So, if being an assistant is so terrible (because in addition to low pay there is often abuse), why do people stay with it? Usually assistants are trying to break into the industry and accepting lower work is a good way to get to make connections. But, because there are so many people who want to work in Hollywood, and many assistants are not unionized, anyone with a job is easily replaced (and thus less likely to speak up about abuse).
Taylor Brogan, 27, a writers assistant currently on hiatus from a show on a prominent streaming platform, says assistants used to work for one or two years before advancing to a higher level. Now, they typically work five or even 10 years, going from show to show.
“The sense is that you should be grateful to have a job when you have literally hundreds of people in line to take the job you have,” said Brogan, who has worked as an assistant since 2014. “It’s definitely hard not to feel that pressure. I was that person with an advanced degree begging to pick up people’s lunches for $12 an hour. The hope is, eventually this will all pay off for my dream of writing TV and show-running and I’ll make enough to pay off debt. I’m banking on my future.” (Source)
Can the studios afford to pay assistants more? Considering the fact that they routinely pay millions of dollars to hire talent, their bottom line will likely not suffer much by increasing pay for lower-level (but essential) employees.

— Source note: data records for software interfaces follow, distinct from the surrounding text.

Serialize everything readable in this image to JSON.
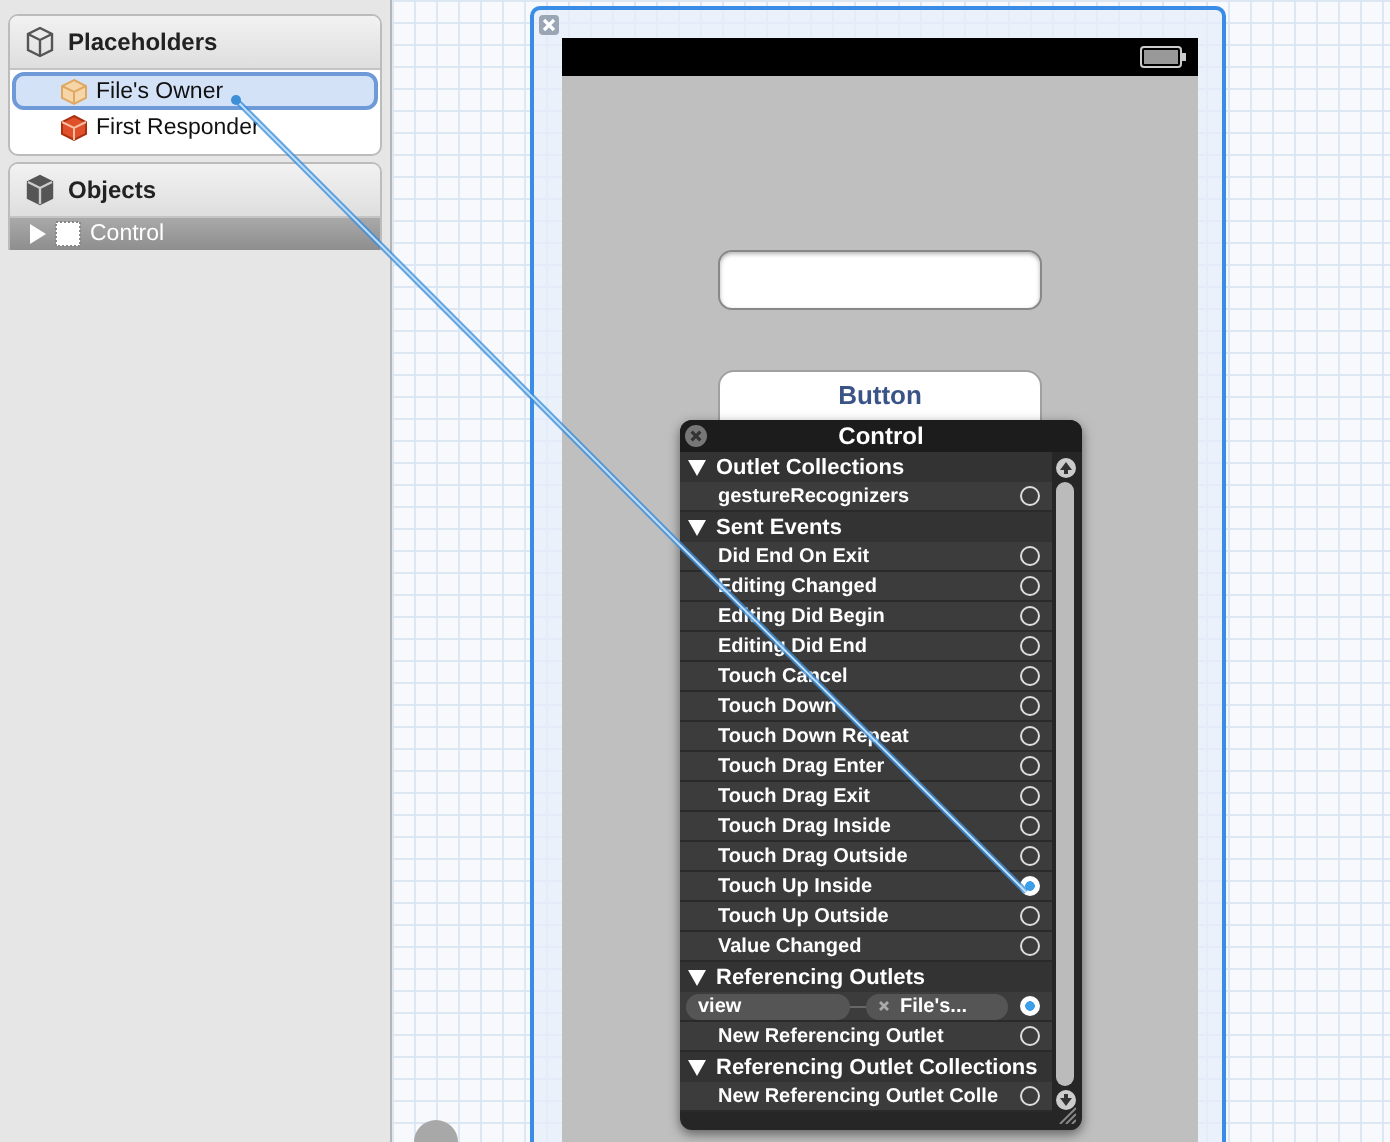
{
  "sidebar": {
    "sections": [
      {
        "title": "Placeholders",
        "kind": "placeholders",
        "items": [
          {
            "label": "File's Owner",
            "kind": "owner",
            "selected": true
          },
          {
            "label": "First Responder",
            "kind": "responder",
            "selected": false
          }
        ]
      },
      {
        "title": "Objects",
        "kind": "objects",
        "items": [
          {
            "label": "Control",
            "kind": "view",
            "selected": true,
            "expanded": false
          }
        ]
      }
    ]
  },
  "canvas": {
    "button": {
      "label": "Button"
    }
  },
  "popup": {
    "title": "Control",
    "sections": [
      {
        "title": "Outlet Collections",
        "expanded": true,
        "rows": [
          {
            "label": "gestureRecognizers",
            "kind": "plain",
            "connected": false
          }
        ]
      },
      {
        "title": "Sent Events",
        "expanded": true,
        "rows": [
          {
            "label": "Did End On Exit",
            "kind": "plain",
            "connected": false
          },
          {
            "label": "Editing Changed",
            "kind": "plain",
            "connected": false
          },
          {
            "label": "Editing Did Begin",
            "kind": "plain",
            "connected": false
          },
          {
            "label": "Editing Did End",
            "kind": "plain",
            "connected": false
          },
          {
            "label": "Touch Cancel",
            "kind": "plain",
            "connected": false
          },
          {
            "label": "Touch Down",
            "kind": "plain",
            "connected": false
          },
          {
            "label": "Touch Down Repeat",
            "kind": "plain",
            "connected": false
          },
          {
            "label": "Touch Drag Enter",
            "kind": "plain",
            "connected": false
          },
          {
            "label": "Touch Drag Exit",
            "kind": "plain",
            "connected": false
          },
          {
            "label": "Touch Drag Inside",
            "kind": "plain",
            "connected": false
          },
          {
            "label": "Touch Drag Outside",
            "kind": "plain",
            "connected": false
          },
          {
            "label": "Touch Up Inside",
            "kind": "plain",
            "connected": true
          },
          {
            "label": "Touch Up Outside",
            "kind": "plain",
            "connected": false
          },
          {
            "label": "Value Changed",
            "kind": "plain",
            "connected": false
          }
        ]
      },
      {
        "title": "Referencing Outlets",
        "expanded": true,
        "rows": [
          {
            "label": "view",
            "kind": "outlet",
            "target": "File's...",
            "connected": true
          },
          {
            "label": "New Referencing Outlet",
            "kind": "plain",
            "connected": false
          }
        ]
      },
      {
        "title": "Referencing Outlet Collections",
        "expanded": true,
        "rows": [
          {
            "label": "New Referencing Outlet Colle",
            "kind": "plain",
            "connected": false
          }
        ]
      }
    ]
  }
}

Many hold in poor esteem the studios, which in their eyes are multi-billion-dollar conglomerates that routinely shell out millions for expensive productions but engage in budget-cutting at the support-staff level to save money — allegedly slashing hours, refusing to pay above union minimums and combining writers’ assistant and script coordinator roles.
“The network show I work on has a huge budget per episode,” says one script coordinator, who prefers to remain anonymous out of concern of professional retaliation. “I’m not breaking that budget by making $16.63 an hour.” (Source)
The treatment of assistants is so bad, one assistant wrote about how their pay was almost garnished because the writers’ room spent too much on lunch:
Hannah Davis, now a script coordinator for the HBO show “Perry Mason,” recalled how during her first job three years ago as a writer’s assistant at a television network, she received a letter from the network’s accountant telling her she had gone over the allotted lunch budget and the overage would be deducted from her paycheck. Davis made $600 a week, and one of her tasks was ordering lunch for the writers room.
“I was a baby PA and it wasn’t cool to tell a writer, ‘Sorry you want extra salmon; we can’t afford it,” she said. She was lucky: The writers offered to pool together $50 a month to cover any future lunch budget overruns. (Source)
Why do employers keep paying less than a living wage for more than full time work? Not only because they can, but because there is this attitude of “I had to suffer, therefore you should too.” As if working for a living is some sort of cruel hazing ritual. Being a PA is already hard (again, 60 hour work weeks, not including networking events or commuting from an affordable apartment) without the meager pay and abuse.
So what will be done about these pay issues? Some assistants have been talking about organizing a strike so that the people around them will actually be confronted with how valuable their work is. The downside to that is that employers may try to hire only non-union workers. Hopefully as this issue gets more visibility, companies will be forced to raise wages and hire unionized workers. It might also be a good idea to see some salary transparency (especially on TV shows and movies based around confronting social justice issues).
There’s no easy answer to how to make things better, but at least we are all talking about it.
Image Source: “Iconic” by RuggyBearLA is licensed under CC BY 2.0